It is the end of the 50’s.

Professor John Arnold takes a risk: He hires industrial designer Bob McKim at the Stanford mechanical engineering department. McKim has no Phd.

Arnold is a pioneer: He wants to teach his students productive and creative thinking.

The courses he and McKim develop are experiments to find out how to reach that goal.

Their insights are the fundamentals of design thinking

In 1963 Arnold dies of a heart attack at the age of 50.

McKim builds on his work and he takes up Arnolds’ suggestion to develop a course in visual thinking.

This is the beginning of a quest: What ís visual thinking?

He explores the Gestalt Theory, he talks to psychologists that focus on perception and to drawing artists.

But he learns most from his students

McKim makes them do dozens of exercises to explore their visual thinking capacity. They imagine to inhale a bird – to learn to control their mind’s eye. They note down their dreams – to learn to switch between their unconscious and their conscious thinking modes.

He teaches them how to draw.

Their pencil had to become an extension of their hand

Just like the tools of a carpenter. Because brain and body are involved when you think – and they interact with the world around you.

Nowadays we call that embodied cognition

When you have a trunk like an elephant you think of other ways to get a branch from a tree than when you have hands and feet.

In 1972 McKim publishes Experiences in Visual Thinking

It is a kaleidoscopic book with plenty of exercises from the course. McKim connects his findings with the work of Arnold and with ideas from the fields of psychology, philosophy and art. The book is no longer in print. In 2016 I made a visual summary of it.

The goal of the book is to promote flexible thinking

The exercises help you to get beyond your fixed ways of looking – and to develop new ideas.

Nowadays drawing in business is focused on mapping out existing ideas. Most people use it to communicate their story more effectively.

How do you think visually the way McKim meant it?

You start with a question that puzzles you: Something you want to change, but you don’t know how.

Let your eyes, your brain and your hands work together to tackle the question

That works in three ways:

1. Look more attentively

 Our eyes are no passive cameras.

Together with our brain they continuously look for patterns. What you perceive is matched with what you know. It happens in the blink of an eye.

That works fine most of the time

You do not need to register more than a green blob on a stick to avoid walking into a tree.

But when things get complicated your brain also wants to take a shortcut

For example when there is something is at hand in work or life. We want quick solutions – and when you go to fast you do not see what is really going on.

How do you improve your observation? Draw to see, says McKimLook at what is in front of you: When you draw it you see what it actually comprises.

You don’t have to learn to draw

It is not about technique, or about making it look nice.

If necessary you can draw something without looking at the paper. Look at the contours of the object and use your eyes as a seismograph.

When you want to draw a question you map it out

That allows you to look at it quietly – without immediately needing an answer.

And there are many ways to draw what is on your mind.

2. See different perspectives

Take a question about how to get something done at work. How do you look at the company you work for?
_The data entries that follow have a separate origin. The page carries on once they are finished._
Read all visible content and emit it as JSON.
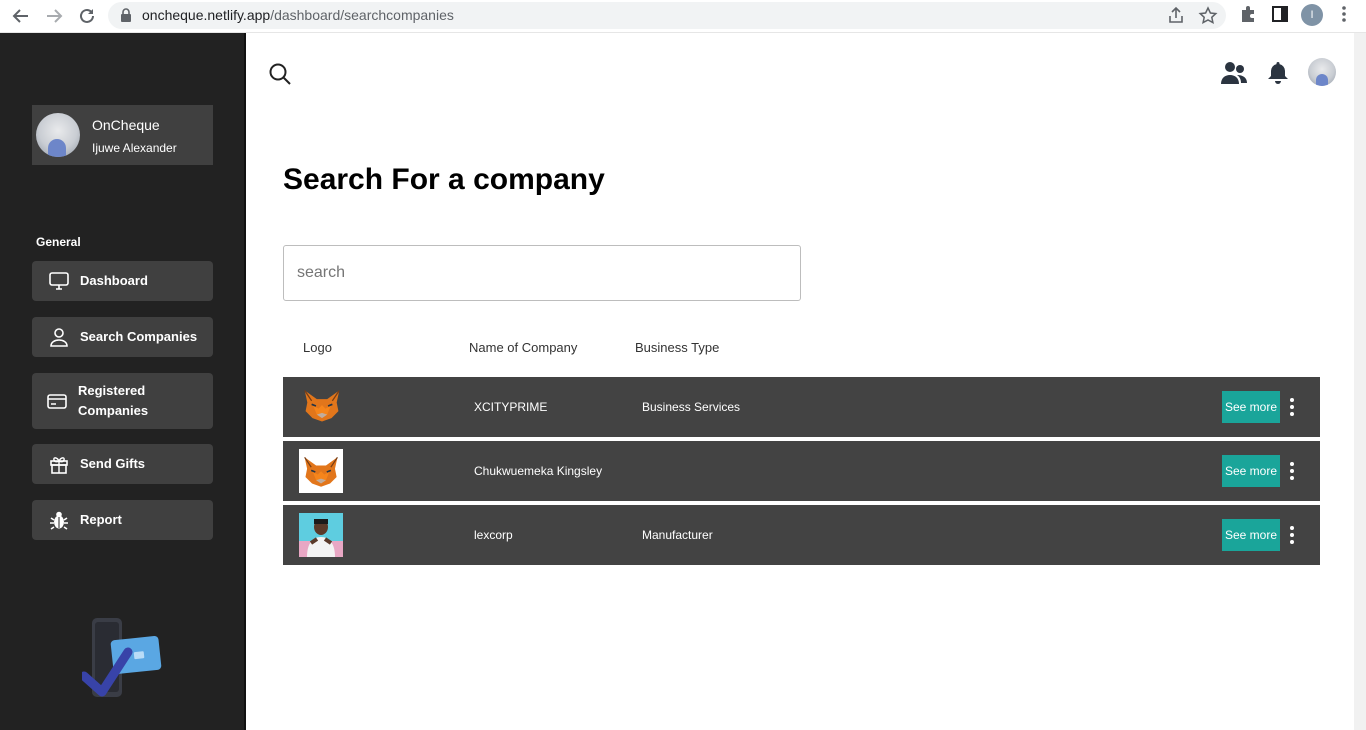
{
  "browser": {
    "url_host": "oncheque.netlify.app",
    "url_path": "/dashboard/searchcompanies",
    "profile_initial": "I"
  },
  "sidebar": {
    "org_name": "OnCheque",
    "user_name": "Ijuwe Alexander",
    "section_label": "General",
    "items": [
      {
        "label": "Dashboard",
        "icon": "monitor-icon"
      },
      {
        "label": "Search Companies",
        "icon": "user-icon"
      },
      {
        "label": "Registered Companies",
        "icon": "credit-card-icon"
      },
      {
        "label": "Send Gifts",
        "icon": "gift-icon"
      },
      {
        "label": "Report",
        "icon": "bug-icon"
      }
    ]
  },
  "header": {
    "icons": [
      "search-icon",
      "users-icon",
      "bell-icon",
      "avatar"
    ]
  },
  "main": {
    "title": "Search For a company",
    "search_placeholder": "search",
    "columns": [
      "Logo",
      "Name of Company",
      "Business Type"
    ],
    "rows": [
      {
        "name": "XCITYPRIME",
        "business_type": "Business Services",
        "action": "See more",
        "logo": "fox-logo"
      },
      {
        "name": "Chukwuemeka Kingsley",
        "business_type": "",
        "action": "See more",
        "logo": "fox-logo-white-bg"
      },
      {
        "name": "lexcorp",
        "business_type": "Manufacturer",
        "action": "See more",
        "logo": "person-photo"
      }
    ]
  },
  "colors": {
    "sidebar_bg": "#222222",
    "sidebar_item_bg": "#404040",
    "row_bg": "#434343",
    "accent": "#1aa59a"
  }
}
You can map out an organization in several ways. Do you draw a schematic picture or a concrete image. Or maybe a metaphor? Do you see an organization as a machine, an organism or a set of brains? Check out Gareth Morgans classic book Images of Organization for more examples.

And what is the view of your colleagues?

These are only a few of the ways you can visualize an organization.

If you map out a subject from different angles you get to know it better. Each way of depicting it creates another space in which you can think about how things in your organization work, how your team functions – or what your role is.

Your stack of drawings is input for the next step.

3. Use your drawings as vehicles for thought 

In your head you cannot see two pictures next to each other, no matter how good your memory is.

Drawings you can put next to each other, you can compare them, group them or change the order. When you see a drawing, you eyes immediately look for coherence and see what is missing.

Just like the prototyping that is so important in design thinking

When you work in design, you develop a prototype to see if an idea is feasible. And you adjust if it doesn’t.

Sketches are also easy to alter: Enlarge an element, draw something next to it, erase it, or move it around. The process triggers new associations, you may see a connection between 2 elements that happen to be placed next to each other.

You get different ideas about where you want to go with your organization, with your team, or with yourself.

In summary: When you draw you think differently than when you use words or numbers

And you can apply that immediately:

Take a subject you really want to work on. Make some quick sketches on loose bits of paper – and see which associations come up. Here you can find tips to get your thoughts down on paper.

And I made a visual with the 3 steps of visual thinking – with tips on how to direct them at a question that is on your mind. Click on it for a printable pdf.

Are you stuck?

Let’s do an online visual sparring session: We map out your question together and I join you in your exploration.